- _EXERCISE_
Leaving out any pictures, print the entries that follow exactly as they stand.

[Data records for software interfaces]
--- START ---

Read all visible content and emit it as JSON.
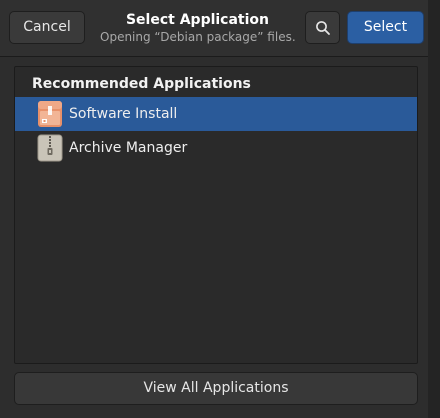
{
  "header": {
    "cancel_label": "Cancel",
    "title": "Select Application",
    "subtitle": "Opening “Debian package” files.",
    "search_icon": "search-icon",
    "select_label": "Select"
  },
  "list": {
    "heading": "Recommended Applications",
    "items": [
      {
        "label": "Software Install",
        "icon": "software-install-icon",
        "selected": true
      },
      {
        "label": "Archive Manager",
        "icon": "archive-manager-icon",
        "selected": false
      }
    ]
  },
  "footer": {
    "view_all_label": "View All Applications"
  },
  "colors": {
    "accent": "#2b5fa3",
    "selection": "#2a5a99",
    "dialog_bg": "#2d2d2d",
    "list_bg": "#2a2a2a"
  }
}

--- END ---

- _EXERCISE RESULT_
Read all visible content and emit it as JSON.
{
  "header": {
    "cancel_label": "Cancel",
    "title": "Select Application",
    "subtitle": "Opening “Debian package” files.",
    "search_icon": "search-icon",
    "select_label": "Select"
  },
  "list": {
    "heading": "Recommended Applications",
    "items": [
      {
        "label": "Software Install",
        "icon": "software-install-icon",
        "selected": true
      },
      {
        "label": "Archive Manager",
        "icon": "archive-manager-icon",
        "selected": false
      }
    ]
  },
  "footer": {
    "view_all_label": "View All Applications"
  },
  "colors": {
    "accent": "#2b5fa3",
    "selection": "#2a5a99",
    "dialog_bg": "#2d2d2d",
    "list_bg": "#2a2a2a"
  }
}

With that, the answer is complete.